Time magazine summed up the sunny sentiments by putting Peña Nieto on the cover of its international editions with the headline, "Saving Mexico." It also noted how he had changed the narrative to economic issues and structural reforms instead of drug cartel killings.

Yet that may be only because he has always talked little about the drug cartels that have swamped Mexico despite recent headlines on the emergence of self-defense groups of citizens who are arming themselves to fight gangs in several states where police provide little protection.

"It would have been better to put, 'Sinking Mexico,'" on the Time cover, says Lourdes Valencia, a laundromat employee upset with rising prices and lack of security in the eastern suburbs of Mexico City.

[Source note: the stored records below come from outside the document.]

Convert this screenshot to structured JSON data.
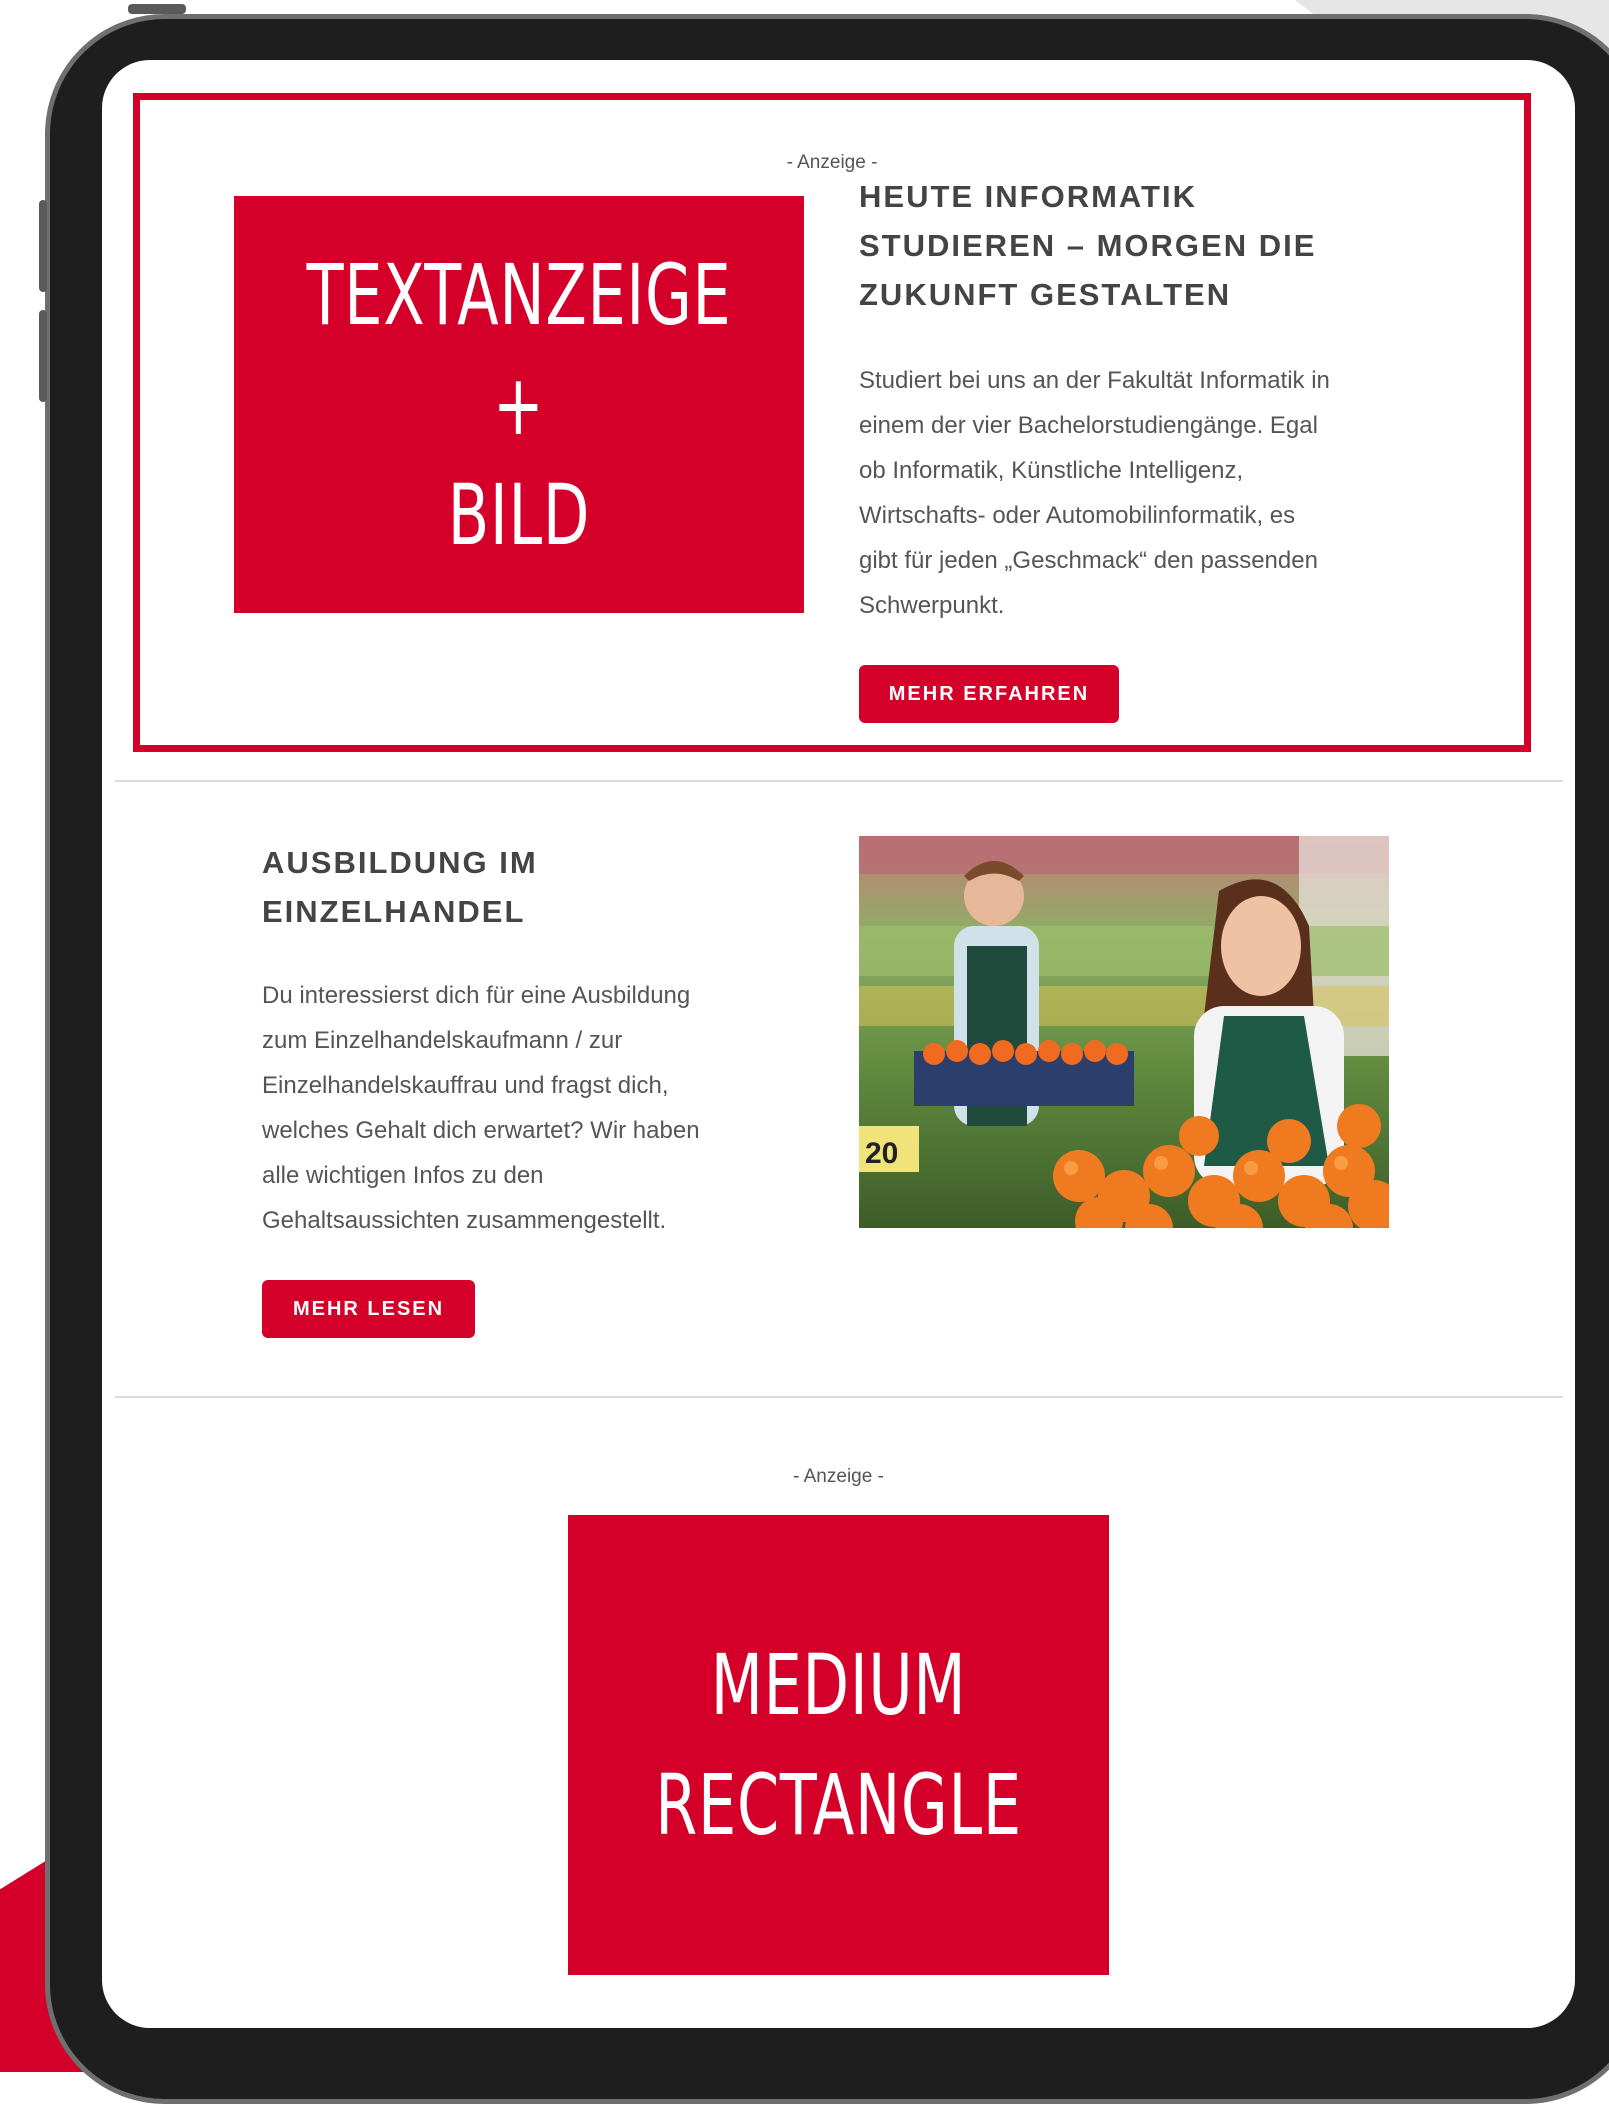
{
  "ad_label": "- Anzeige -",
  "placeholder_textad": {
    "line1": "TEXTANZEIGE",
    "line2": "+",
    "line3": "BILD"
  },
  "article1": {
    "title_line1": "HEUTE INFORMATIK",
    "title_line2": "STUDIEREN – MORGEN DIE",
    "title_line3": "ZUKUNFT GESTALTEN",
    "body": [
      "Studiert bei uns an der Fakultät Informatik in",
      "einem der vier Bachelorstudiengänge. Egal",
      "ob Informatik, Künstliche Intelligenz,",
      "Wirtschafts- oder Automobilinformatik, es",
      "gibt für jeden „Geschmack“ den passenden",
      "Schwerpunkt."
    ],
    "button": "MEHR ERFAHREN"
  },
  "article2": {
    "title_line1": "AUSBILDUNG IM",
    "title_line2": "EINZELHANDEL",
    "body": [
      "Du interessierst dich für eine Ausbildung",
      "zum Einzelhandelskaufmann / zur",
      "Einzelhandelskauffrau und fragst dich,",
      "welches Gehalt dich erwartet? Wir haben",
      "alle wichtigen Infos zu den",
      "Gehaltsaussichten zusammengestellt."
    ],
    "button": "MEHR LESEN",
    "image_price_tag": "20"
  },
  "placeholder_medium": {
    "line1": "MEDIUM",
    "line2": "RECTANGLE"
  },
  "colors": {
    "accent": "#d4002a",
    "frame": "#1e1e1e"
  }
}
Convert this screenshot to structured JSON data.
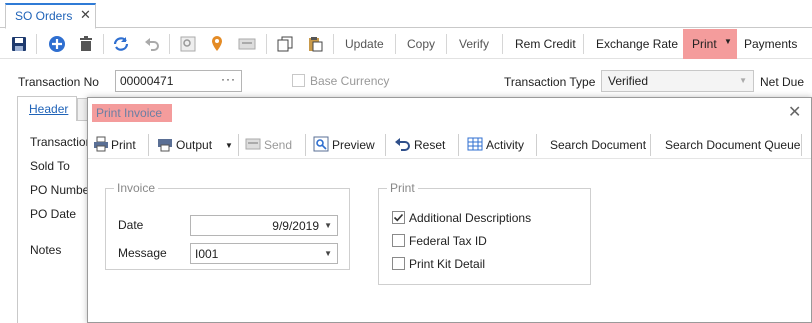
{
  "window": {
    "tab_label": "SO Orders",
    "tab_close": "✕"
  },
  "toolbar": {
    "update": "Update",
    "copy": "Copy",
    "verify": "Verify",
    "rem_credit": "Rem Credit",
    "exchange_rate": "Exchange Rate",
    "print": "Print",
    "payments": "Payments",
    "print_highlight": "#f49c9c"
  },
  "form": {
    "transaction_no_label": "Transaction No",
    "transaction_no_value": "00000471",
    "base_currency_label": "Base Currency",
    "transaction_type_label": "Transaction Type",
    "transaction_type_value": "Verified",
    "net_due_label": "Net Due",
    "header_tab": "Header",
    "left_labels": [
      "Transaction",
      "Sold To",
      "PO Number",
      "PO Date",
      "Notes"
    ]
  },
  "modal": {
    "title": "Print Invoice",
    "close": "✕",
    "toolbar": {
      "print": "Print",
      "output": "Output",
      "send": "Send",
      "preview": "Preview",
      "reset": "Reset",
      "activity": "Activity",
      "search_document": "Search Document",
      "search_document_queue": "Search Document Queue"
    },
    "invoice_group": {
      "legend": "Invoice",
      "date_label": "Date",
      "date_value": "9/9/2019",
      "message_label": "Message",
      "message_value": "I001"
    },
    "print_group": {
      "legend": "Print",
      "options": [
        {
          "label": "Additional Descriptions",
          "checked": true
        },
        {
          "label": "Federal Tax ID",
          "checked": false
        },
        {
          "label": "Print Kit Detail",
          "checked": false
        }
      ]
    }
  }
}
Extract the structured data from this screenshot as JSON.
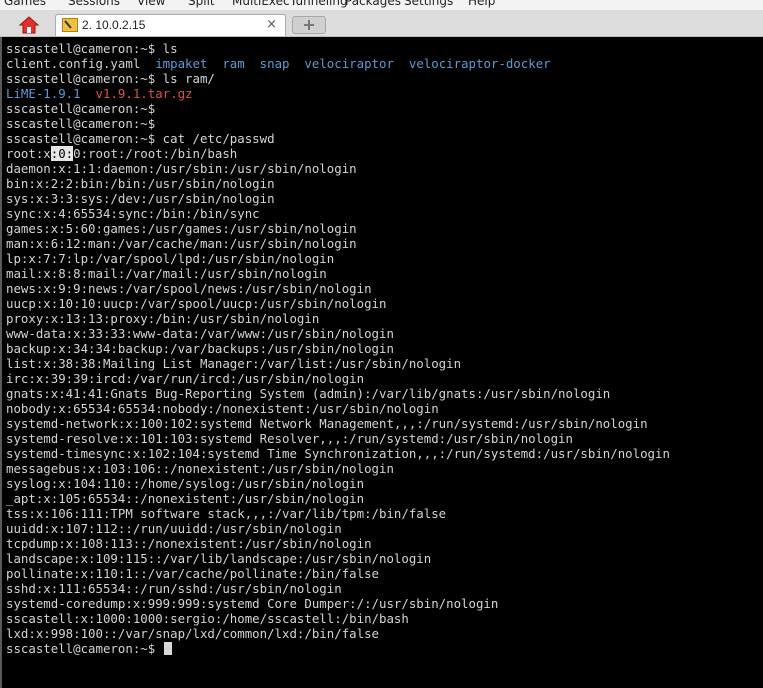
{
  "menubar": {
    "items": [
      "Games",
      "Sessions",
      "View",
      "Split",
      "MultiExec",
      "Tunneling",
      "Packages",
      "Settings",
      "Help"
    ]
  },
  "tab": {
    "title": "2. 10.0.2.15",
    "close_glyph": "×"
  },
  "colors": {
    "dir": "#5b9bd5",
    "archive": "#e05050",
    "plain": "#d4d4d4",
    "background": "#000000"
  },
  "terminal": {
    "lines": [
      [
        {
          "t": "sscastell@cameron:~$ ls",
          "c": "plain"
        }
      ],
      [
        {
          "t": "client.config.yaml  ",
          "c": "plain"
        },
        {
          "t": "impaket",
          "c": "dir"
        },
        {
          "t": "  ",
          "c": "plain"
        },
        {
          "t": "ram",
          "c": "dir"
        },
        {
          "t": "  ",
          "c": "plain"
        },
        {
          "t": "snap",
          "c": "dir"
        },
        {
          "t": "  ",
          "c": "plain"
        },
        {
          "t": "velociraptor",
          "c": "dir"
        },
        {
          "t": "  ",
          "c": "plain"
        },
        {
          "t": "velociraptor-docker",
          "c": "dir"
        }
      ],
      [
        {
          "t": "sscastell@cameron:~$ ls ram/",
          "c": "plain"
        }
      ],
      [
        {
          "t": "LiME-1.9.1",
          "c": "dir"
        },
        {
          "t": "  ",
          "c": "plain"
        },
        {
          "t": "v1.9.1.tar.gz",
          "c": "archive"
        }
      ],
      [
        {
          "t": "sscastell@cameron:~$",
          "c": "plain"
        }
      ],
      [
        {
          "t": "sscastell@cameron:~$",
          "c": "plain"
        }
      ],
      [
        {
          "t": "sscastell@cameron:~$ cat /etc/passwd",
          "c": "plain"
        }
      ],
      [
        {
          "t": "root:x",
          "c": "plain"
        },
        {
          "t": ":0:",
          "c": "sel"
        },
        {
          "t": "0:root:/root:/bin/bash",
          "c": "plain"
        }
      ],
      [
        {
          "t": "daemon:x:1:1:daemon:/usr/sbin:/usr/sbin/nologin",
          "c": "plain"
        }
      ],
      [
        {
          "t": "bin:x:2:2:bin:/bin:/usr/sbin/nologin",
          "c": "plain"
        }
      ],
      [
        {
          "t": "sys:x:3:3:sys:/dev:/usr/sbin/nologin",
          "c": "plain"
        }
      ],
      [
        {
          "t": "sync:x:4:65534:sync:/bin:/bin/sync",
          "c": "plain"
        }
      ],
      [
        {
          "t": "games:x:5:60:games:/usr/games:/usr/sbin/nologin",
          "c": "plain"
        }
      ],
      [
        {
          "t": "man:x:6:12:man:/var/cache/man:/usr/sbin/nologin",
          "c": "plain"
        }
      ],
      [
        {
          "t": "lp:x:7:7:lp:/var/spool/lpd:/usr/sbin/nologin",
          "c": "plain"
        }
      ],
      [
        {
          "t": "mail:x:8:8:mail:/var/mail:/usr/sbin/nologin",
          "c": "plain"
        }
      ],
      [
        {
          "t": "news:x:9:9:news:/var/spool/news:/usr/sbin/nologin",
          "c": "plain"
        }
      ],
      [
        {
          "t": "uucp:x:10:10:uucp:/var/spool/uucp:/usr/sbin/nologin",
          "c": "plain"
        }
      ],
      [
        {
          "t": "proxy:x:13:13:proxy:/bin:/usr/sbin/nologin",
          "c": "plain"
        }
      ],
      [
        {
          "t": "www-data:x:33:33:www-data:/var/www:/usr/sbin/nologin",
          "c": "plain"
        }
      ],
      [
        {
          "t": "backup:x:34:34:backup:/var/backups:/usr/sbin/nologin",
          "c": "plain"
        }
      ],
      [
        {
          "t": "list:x:38:38:Mailing List Manager:/var/list:/usr/sbin/nologin",
          "c": "plain"
        }
      ],
      [
        {
          "t": "irc:x:39:39:ircd:/var/run/ircd:/usr/sbin/nologin",
          "c": "plain"
        }
      ],
      [
        {
          "t": "gnats:x:41:41:Gnats Bug-Reporting System (admin):/var/lib/gnats:/usr/sbin/nologin",
          "c": "plain"
        }
      ],
      [
        {
          "t": "nobody:x:65534:65534:nobody:/nonexistent:/usr/sbin/nologin",
          "c": "plain"
        }
      ],
      [
        {
          "t": "systemd-network:x:100:102:systemd Network Management,,,:/run/systemd:/usr/sbin/nologin",
          "c": "plain"
        }
      ],
      [
        {
          "t": "systemd-resolve:x:101:103:systemd Resolver,,,:/run/systemd:/usr/sbin/nologin",
          "c": "plain"
        }
      ],
      [
        {
          "t": "systemd-timesync:x:102:104:systemd Time Synchronization,,,:/run/systemd:/usr/sbin/nologin",
          "c": "plain"
        }
      ],
      [
        {
          "t": "messagebus:x:103:106::/nonexistent:/usr/sbin/nologin",
          "c": "plain"
        }
      ],
      [
        {
          "t": "syslog:x:104:110::/home/syslog:/usr/sbin/nologin",
          "c": "plain"
        }
      ],
      [
        {
          "t": "_apt:x:105:65534::/nonexistent:/usr/sbin/nologin",
          "c": "plain"
        }
      ],
      [
        {
          "t": "tss:x:106:111:TPM software stack,,,:/var/lib/tpm:/bin/false",
          "c": "plain"
        }
      ],
      [
        {
          "t": "uuidd:x:107:112::/run/uuidd:/usr/sbin/nologin",
          "c": "plain"
        }
      ],
      [
        {
          "t": "tcpdump:x:108:113::/nonexistent:/usr/sbin/nologin",
          "c": "plain"
        }
      ],
      [
        {
          "t": "landscape:x:109:115::/var/lib/landscape:/usr/sbin/nologin",
          "c": "plain"
        }
      ],
      [
        {
          "t": "pollinate:x:110:1::/var/cache/pollinate:/bin/false",
          "c": "plain"
        }
      ],
      [
        {
          "t": "sshd:x:111:65534::/run/sshd:/usr/sbin/nologin",
          "c": "plain"
        }
      ],
      [
        {
          "t": "systemd-coredump:x:999:999:systemd Core Dumper:/:/usr/sbin/nologin",
          "c": "plain"
        }
      ],
      [
        {
          "t": "sscastell:x:1000:1000:sergio:/home/sscastell:/bin/bash",
          "c": "plain"
        }
      ],
      [
        {
          "t": "lxd:x:998:100::/var/snap/lxd/common/lxd:/bin/false",
          "c": "plain"
        }
      ],
      [
        {
          "t": "sscastell@cameron:~$ ",
          "c": "plain"
        }
      ]
    ]
  }
}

Some past reforms have worked, such as those that opened up the political system and allowed an opposition party to claim power in 2000 from the Institutional Revolutionary Party (PRI) that had held it for more than 70 years.

Another change in the law granted independence to the central bank, which Heath credits with reining in runaway inflation.

But some reforms didn't deliver, and Mexicans have not forgotten.

Past privatizations resulted in people paying high prices for bank and telecom services, to name two industries that boast big profits but are the targets of numerous complaints over service. Billionaire Carlos Slim bought telephone monopoly Telemex in 1990 and became the world's richest man within two decades.

Mexicans "have gone through a series of reforms that have on balance have been positive, but that haven't necessarily impacted clearly in favor of consumers or citizens, in a way that they would remember and hold top of mind," says Federico Estévez, political science professor at the Autonomous Technological Institute of Mexico.

"We're wary about just how profound the benefits, or how deep the benefits from the structural change will be," he says.

Peña Nieto's reforms have been promoted as "audacious," such as the opening of the state-run oil industry, whose 1938 takeover by the government is celebrated as a seminal moment in the making of the modern Mexico.

An education reform will require teachers be examined for performance, and it outlaws practices such as allowing teachers to sell their jobs like personal property.

An overhaul of the telecommunications sector allows for tougher rules to be applied to dominant TV and telecom players that previously ran roughshod over regulators and charged high prices. Secondary laws still must be approved for all the reforms to be effective.

A reform of the political system also was approved, ending the limit of one term per officeholder. The PRI previously considered re-election to be heresy, preferring to seat new supporters every term to satisfy its many backers.

"These are changes that really have tremendous potential and should rightfully be hailed as important," says Deborah Riner, chief economist for the American Chamber of Commerce in Mexico City.

"With energy reform, you're creating a real possibility that Mexico's sustainable growth rate can jump up to 5%," which would double the average of the past 25 years.

Others are less enthusiastic.

One reason for that is a measure approved in October that was meant to raise government revenue and lessen dependence on income from oil sales. It instead increased taxes - mostly on people already paying.The nearly 60% of people working in the "informal economy" under the table were not touched directly.

"Those outside the country see it as, 'Now that reforms have been passed, Mexico is going to magically grow,' while the people inside (the country) are much more skeptical," Heath says.




Copyright 2014 USATODAY.com

Read the original story: Everyone is optimistic about Mexico, except for Mexicans

More In

test

Real Deals

Flip, shop and save on specials from your favorite retailers in central Ohio.

GET DEALS | COUPONS

Things To Do

THU
21
FRI
22
SAT
23
SUN
24
MON
25
TUE
26
WED
27

CLASSIFIEDS

Classifieds from across Central Ohio
Lancaster
Chillicothe
Newark
Marion
Bucyrus
Mansfield
Zanesville
Coshocton

Weeklies & Shoppers

10TV Headlines

Dispatch Headlines

METROMIX